MATERIALS AND TECHNOLOGY
- Computers with Internet access
- "Over There" performed by the Glenn Miller Orchestra
- Index cards
- Ernie Pyle Response Sheet
- Guide for Close Reading
- Instructions for Writing a War Report
- Sample Characteristics of an Effective War Report
- Sheet Music Lyrics: Over There/George M. Cohan
- Profile: Ernie Pyle
- The Wartime Columns of Ernie Pyle
- WW2 People's War
- World War II Photos
- BBC: World War Two

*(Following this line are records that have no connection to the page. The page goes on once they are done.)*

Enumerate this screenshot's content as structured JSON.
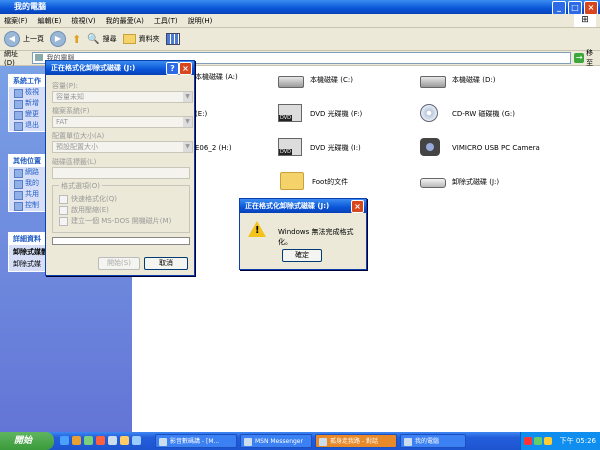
{
  "window": {
    "title": "我的電腦"
  },
  "menu": [
    "檔案(F)",
    "編輯(E)",
    "檢視(V)",
    "我的最愛(A)",
    "工具(T)",
    "說明(H)"
  ],
  "toolbar": {
    "back": "上一頁",
    "search": "搜尋",
    "folders": "資料夾"
  },
  "address": {
    "label": "網址(D)",
    "value": "我的電腦",
    "go": "移至"
  },
  "taskpane": {
    "system_head": "系統工作",
    "system_items": [
      "檢視",
      "新增",
      "變更",
      "退出"
    ],
    "other_head": "其他位置",
    "other_items": [
      "網路",
      "我的",
      "共用",
      "控制"
    ],
    "details_head": "詳細資料",
    "details_text": "卸除式媒體",
    "details_sub": "卸除式媒"
  },
  "drives": [
    {
      "label": "本機磁碟 (A:)",
      "icon": "hard-disk-icon"
    },
    {
      "label": "本機磁碟 (C:)",
      "icon": "hard-disk-icon"
    },
    {
      "label": "本機磁碟 (D:)",
      "icon": "hard-disk-icon"
    },
    {
      "label": "(E:)",
      "icon": "hard-disk-icon"
    },
    {
      "label": "DVD 光碟機 (F:)",
      "icon": "dvd-drive-icon"
    },
    {
      "label": "CD-RW 磁碟機 (G:)",
      "icon": "cd-drive-icon"
    },
    {
      "label": "E06_2 (H:)",
      "icon": "hard-disk-icon"
    },
    {
      "label": "DVD 光碟機 (I:)",
      "icon": "dvd-drive-icon"
    },
    {
      "label": "VIMICRO USB PC Camera",
      "icon": "camera-icon"
    },
    {
      "label": "Foot的文件",
      "icon": "folder-icon"
    },
    {
      "label": "卸除式磁碟 (J:)",
      "icon": "removable-disk-icon"
    }
  ],
  "format_dialog": {
    "title": "正在格式化卸除式磁碟 (J:)",
    "capacity_label": "容量(P):",
    "capacity_value": "容量未知",
    "fs_label": "檔案系統(F)",
    "fs_value": "FAT",
    "alloc_label": "配置單位大小(A)",
    "alloc_value": "預設配置大小",
    "volume_label": "磁碟區標籤(L)",
    "options_title": "格式選項(O)",
    "opt_quick": "快速格式化(Q)",
    "opt_compress": "啟用壓縮(E)",
    "opt_boot": "建立一個 MS-DOS 開機磁片(M)",
    "progress": 0,
    "start_btn": "開始(S)",
    "close_btn": "取消"
  },
  "error_dialog": {
    "title": "正在格式化卸除式磁碟 (J:)",
    "message": "Windows 無法完成格式化。",
    "ok": "確定"
  },
  "taskbar": {
    "start": "開始",
    "tasks": [
      "影音數碼講 - [M...",
      "MSN Messenger",
      "孤身走我路 - 對話",
      "我的電腦"
    ],
    "clock": "下午 05:26"
  },
  "colors": {
    "title_blue": "#0a55d8",
    "start_green": "#3a9a3a",
    "taskbar_blue": "#245edb"
  }
}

|1.||This lesson should be taught as part of a unit on World War II and works best after students have studied the events leading to the United States' decision to enter the war and an investigation of specific battles. The lesson is designed to focus on depth over breadth with respect to the myriad of battles of the war. Instead of trying to cover every last detail of every single battle, students investigate one specific battle and relate this study to their larger understanding of the war.
|2.||Obtain either a CD that includes the Glenn Miller Orchestra playing "Over There" (it is included on Glenn Miller and the Army Air Force Band: Rare Broadcast Performances From 1943-1944, published by Delta Music, 1990) or purchase and download the song from an online music service (such as iTunes). Review the lyrics at Sheet Music Lyrics: Over There/George M. Cohan and print out copies for your students. Arrange to play the song during Session 1.

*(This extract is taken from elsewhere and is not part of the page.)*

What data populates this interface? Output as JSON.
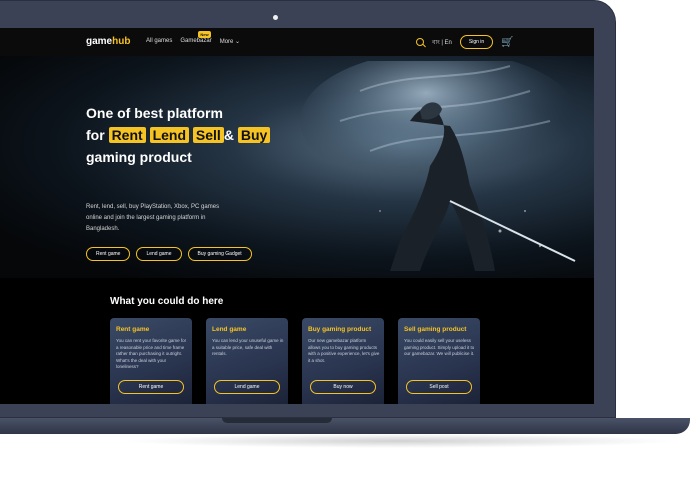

|3.||Visit and review Profile: Ernie Pyle and The Wartime Columns of Ernie Pyle. On the latter website, look at the samples of Pyle's war reports. Depending on the size of your class, you may want to choose three or four columns from which students will select one to read closely. A smaller selection of readings can make for a more focused discussion. Arrange to play one of the audio files from this website at the beginning of Session 2.
|4.||If you do not have classroom computers with Internet access, reserve Sessions 1, 3 and 4 to take place in your school's computer lab.
|5.||Visit the websites listed in the Resources section. When deciding which ones your students will use, make sure that the information aligns with what your class has already studied about World War II. If possible, bookmark the websites you select on the computers students will use.
|6.||Make copies of the Ernie Pyle Response Sheet and the Instructions for Writing a War Report for each student in your class; make enough copies of the Guide for Close Reading so that groups of five or six students will each have one.